“I don’t get it,” Miller said. “He’s a coaches dream and I communicated that to every college coach I talked too. I’ve been around kids who played Division I college football, some who are now in the NFL, and A.J. is the best football player I’ve ever coached, bar none.”
Throughout it all, Ouellette has heard every excuse in the book as to why no offers have been presented.
“I’ve heard everything from I’m too small or I’m too slow, yet I see online where smaller and slower kids than me get offers,” said Ouellette. “Some (college coaches) have told me they’ve never heard about me even though they sent me letters and I’ve sent them back game film. Some don’t give me a reason and I’ve heard from some who say they don’t offer small school kids, but they do accept walk-ons.”
Dave Miller has received the same feedback too.
“I’ve heard it all and it amazes me,” Miller said. “For whatever reason there is a stigma attached to small school football and it’s unfortunate because there are kids who can play.”
The frustration and rejection Ouellette experienced through the recruiting process would have dashed the dreams of most athletes in his situation. But Ouellette turned his experience into a positive as he used it as an opportunity to choose a school rather than let a school choose him.
“I had the pick of any school I wanted, really,” Ouellette said. “Once I knew I would have to walk on to prove myself, I decided I’d pick the school that best fit me.”

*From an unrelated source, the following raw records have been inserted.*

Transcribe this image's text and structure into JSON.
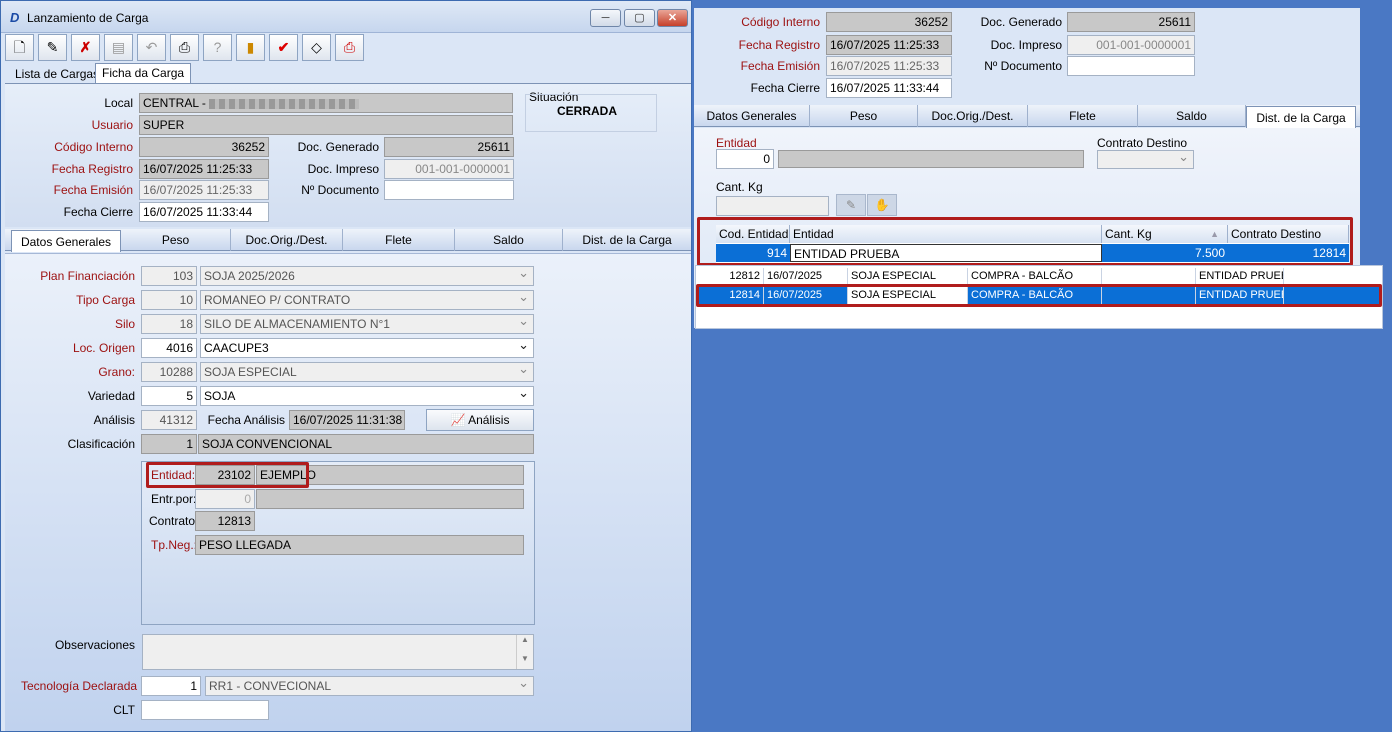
{
  "window": {
    "title": "Lanzamiento de Carga",
    "minimize": "─",
    "maximize": "▢",
    "close": "✕"
  },
  "toolbar": [
    "new-doc-icon",
    "edit-doc-icon",
    "delete-doc-icon",
    "save-icon",
    "undo-icon",
    "print-icon",
    "help-icon",
    "exit-icon",
    "confirm-icon",
    "erase-icon",
    "print-report-icon"
  ],
  "top_tabs": [
    "Lista de Cargas",
    "Ficha da Carga"
  ],
  "header": {
    "local_label": "Local",
    "local_value": "CENTRAL - ",
    "usuario_label": "Usuario",
    "usuario_value": "SUPER",
    "situacion_label": "Situación",
    "situacion_value": "CERRADA",
    "codigo_label": "Código Interno",
    "codigo_value": "36252",
    "docgen_label": "Doc. Generado",
    "docgen_value": "25611",
    "fechareg_label": "Fecha Registro",
    "fechareg_value": "16/07/2025 11:25:33",
    "docimp_label": "Doc. Impreso",
    "docimp_value": "001-001-0000001",
    "fechaemi_label": "Fecha Emisión",
    "fechaemi_value": "16/07/2025 11:25:33",
    "ndoc_label": "Nº Documento",
    "ndoc_value": "",
    "fechacierre_label": "Fecha Cierre",
    "fechacierre_value": "16/07/2025 11:33:44"
  },
  "tabs": [
    "Datos Generales",
    "Peso",
    "Doc.Orig./Dest.",
    "Flete",
    "Saldo",
    "Dist. de la Carga"
  ],
  "datos": {
    "plan_label": "Plan Financiación",
    "plan_code": "103",
    "plan_value": "SOJA 2025/2026",
    "tipo_label": "Tipo Carga",
    "tipo_code": "10",
    "tipo_value": "ROMANEO P/ CONTRATO",
    "silo_label": "Silo",
    "silo_code": "18",
    "silo_value": "SILO DE ALMACENAMIENTO N°1",
    "origen_label": "Loc. Origen",
    "origen_code": "4016",
    "origen_value": "CAACUPE3",
    "grano_label": "Grano:",
    "grano_code": "10288",
    "grano_value": "SOJA ESPECIAL",
    "variedad_label": "Variedad",
    "variedad_code": "5",
    "variedad_value": "SOJA",
    "analisis_label": "Análisis",
    "analisis_code": "41312",
    "fecha_analisis_label": "Fecha Análisis",
    "fecha_analisis_value": "16/07/2025 11:31:38",
    "analisis_button": "Análisis",
    "clasif_label": "Clasificación",
    "clasif_code": "1",
    "clasif_value": "SOJA CONVENCIONAL",
    "entidad_label": "Entidad:",
    "entidad_code": "23102",
    "entidad_value": "EJEMPLO",
    "entrpor_label": "Entr.por:",
    "entrpor_code": "0",
    "contrato_label": "Contrato:",
    "contrato_value": "12813",
    "tpneg_label": "Tp.Neg.:",
    "tpneg_value": "PESO LLEGADA",
    "obs_label": "Observaciones",
    "tec_label": "Tecnología Declarada",
    "tec_code": "1",
    "tec_value": "RR1 - CONVECIONAL",
    "clt_label": "CLT"
  },
  "right": {
    "codigo_label": "Código Interno",
    "codigo_value": "36252",
    "docgen_label": "Doc. Generado",
    "docgen_value": "25611",
    "fechareg_label": "Fecha Registro",
    "fechareg_value": "16/07/2025 11:25:33",
    "docimp_label": "Doc. Impreso",
    "docimp_value": "001-001-0000001",
    "fechaemi_label": "Fecha Emisión",
    "fechaemi_value": "16/07/2025 11:25:33",
    "ndoc_label": "Nº Documento",
    "fechacierre_label": "Fecha Cierre",
    "fechacierre_value": "16/07/2025 11:33:44",
    "entidad_label": "Entidad",
    "entidad_code": "0",
    "contrato_label": "Contrato Destino",
    "cantkg_label": "Cant. Kg",
    "grid_headers": [
      "Cod. Entidad",
      "Entidad",
      "Cant. Kg",
      "Contrato Destino"
    ],
    "grid_row": [
      "914",
      "ENTIDAD PRUEBA",
      "7.500",
      "12814"
    ],
    "list_rows": [
      [
        "12812",
        "16/07/2025",
        "SOJA ESPECIAL",
        "COMPRA - BALCÃO",
        "",
        "ENTIDAD PRUEBA",
        ""
      ],
      [
        "12814",
        "16/07/2025",
        "SOJA ESPECIAL",
        "COMPRA - BALCÃO",
        "",
        "ENTIDAD PRUEBA",
        ""
      ]
    ]
  },
  "colors": {
    "accent": "#0b6fd6",
    "highlight": "#b01c1c",
    "label_red": "#9c1010",
    "desktop": "#4a78c4"
  }
}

After several visits, Ouellette was torn between two schools, Eastern Michigan and Ohio University. In the end, and after some intense thought, Ouellette chose to become a Bobcat at Ohio University.
“I liked both schools, but I felt OU was the best fit for me,” explained Ouellette. “I liked the campus, the coaches and what they stood for and the facilities. I also talked to Matt Weikert (a former Covington and Ohio University player) and he enjoyed his experience there.”
Another primary reason in Ouellette’s decision was the academic opportunities at Ohio University.
“I want to be a physical therapist and athletic trainer,” he said. “OU offers a great Exercise Science Program.”
Ouellette made his decision with Dave Miller and his parents, Phil and Jody Ouellette, by his side. With that, Miller feels Ohio University hit the lottery.
“They hit the jackpot with this kid,” said Miller. “I truly believe that. They are getting a great player and an even greater kid. They are going to find out very quickly that he is special, the total package.”
Ohio University is also getting a kid with a chip on his shoulder.
“I see all the kids who got scholarships and I’m fueled by that,” Ouellette said. “I’m going to go down there with every intention to be the best one there and earn my own scholarship. Before I’m done, I want to help the team be the best ever and break every record they have.”
When Ouellette arrives on campus later this summer he will begin as an unproven prospect, similar to where he started when he walked in the door as a freshman in high school. But Miller feels A.J. is a prospect who is ready to go right away.
“From the time he walked in here (at Covington) as a freshman, he was ready to go,” said Miller. “I’m confident he’ll do the same thing in college. He’ll walk in there and earn himself a spot. I look for him to surface very quickly and make a lot of people regret the decision of looking past him.”
For Miller, it’s bitter sweet as he’ll be watching Ouellette as a spectator rather than coaching him from the sideline.
“It’s tough,” Miller said of seeing Ouellette move on. “He’s so much fun to coach because of his personality, his attitude. If there’s a kid who had a reason to have a big head, it would be him. Yet, he’s so humble — a team-first guy.
He cares so much for his teammates, his buddies, his community. Here’s a kid who offers rides to freshman, eighth graders, seventh graders - goes down and works with the little kids. He’s too good to be true.”
And Ohio University hit the jackpot.